Entries from a dataset of interfaces
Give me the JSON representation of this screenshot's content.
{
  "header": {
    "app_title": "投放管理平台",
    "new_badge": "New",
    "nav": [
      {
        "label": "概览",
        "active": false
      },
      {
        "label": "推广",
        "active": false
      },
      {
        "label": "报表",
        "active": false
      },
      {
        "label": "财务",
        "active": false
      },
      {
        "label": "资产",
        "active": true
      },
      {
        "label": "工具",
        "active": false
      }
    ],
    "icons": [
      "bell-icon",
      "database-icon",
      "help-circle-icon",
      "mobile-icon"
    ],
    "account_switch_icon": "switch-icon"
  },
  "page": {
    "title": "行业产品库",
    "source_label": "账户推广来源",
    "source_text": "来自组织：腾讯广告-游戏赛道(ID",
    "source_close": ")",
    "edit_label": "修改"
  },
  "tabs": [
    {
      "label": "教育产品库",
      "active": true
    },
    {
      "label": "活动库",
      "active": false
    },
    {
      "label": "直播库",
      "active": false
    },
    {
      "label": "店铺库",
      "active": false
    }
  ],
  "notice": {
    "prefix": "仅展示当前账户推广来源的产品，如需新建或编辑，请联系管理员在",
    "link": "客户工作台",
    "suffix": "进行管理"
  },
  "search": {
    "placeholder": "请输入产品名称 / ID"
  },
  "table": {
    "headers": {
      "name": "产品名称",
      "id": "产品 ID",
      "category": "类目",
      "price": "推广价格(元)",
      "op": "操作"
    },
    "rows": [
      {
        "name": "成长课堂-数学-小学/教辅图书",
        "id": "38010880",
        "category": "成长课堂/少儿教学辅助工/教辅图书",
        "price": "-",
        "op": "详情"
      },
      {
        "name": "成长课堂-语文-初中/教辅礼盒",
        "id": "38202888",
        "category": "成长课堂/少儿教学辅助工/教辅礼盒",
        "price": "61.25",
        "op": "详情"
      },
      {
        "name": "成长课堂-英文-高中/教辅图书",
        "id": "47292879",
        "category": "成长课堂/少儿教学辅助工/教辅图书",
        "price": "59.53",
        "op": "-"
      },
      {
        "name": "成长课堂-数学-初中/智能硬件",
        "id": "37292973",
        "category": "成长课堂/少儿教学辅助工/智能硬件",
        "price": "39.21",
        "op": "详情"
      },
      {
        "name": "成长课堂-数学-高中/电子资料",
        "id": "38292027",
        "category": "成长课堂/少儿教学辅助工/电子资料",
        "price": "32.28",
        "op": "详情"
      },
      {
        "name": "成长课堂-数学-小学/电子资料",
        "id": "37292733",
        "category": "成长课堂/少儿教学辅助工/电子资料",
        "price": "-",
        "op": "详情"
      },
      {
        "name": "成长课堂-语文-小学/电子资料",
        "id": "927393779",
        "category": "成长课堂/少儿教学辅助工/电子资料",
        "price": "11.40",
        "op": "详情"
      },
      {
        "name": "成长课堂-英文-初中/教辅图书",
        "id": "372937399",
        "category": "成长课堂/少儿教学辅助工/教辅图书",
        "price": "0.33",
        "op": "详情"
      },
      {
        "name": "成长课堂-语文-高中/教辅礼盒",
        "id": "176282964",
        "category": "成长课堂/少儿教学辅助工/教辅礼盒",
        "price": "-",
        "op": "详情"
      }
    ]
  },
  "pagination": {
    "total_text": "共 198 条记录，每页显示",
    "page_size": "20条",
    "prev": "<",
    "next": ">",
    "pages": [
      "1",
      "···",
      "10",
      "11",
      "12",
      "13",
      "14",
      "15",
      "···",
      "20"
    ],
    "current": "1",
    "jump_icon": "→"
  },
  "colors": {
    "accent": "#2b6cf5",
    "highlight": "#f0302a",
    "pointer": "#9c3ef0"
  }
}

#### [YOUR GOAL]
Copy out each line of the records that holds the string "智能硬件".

#### [RESPONSE]
        "name": "成长课堂-数学-初中/智能硬件",
        "category": "成长课堂/少儿教学辅助工/智能硬件",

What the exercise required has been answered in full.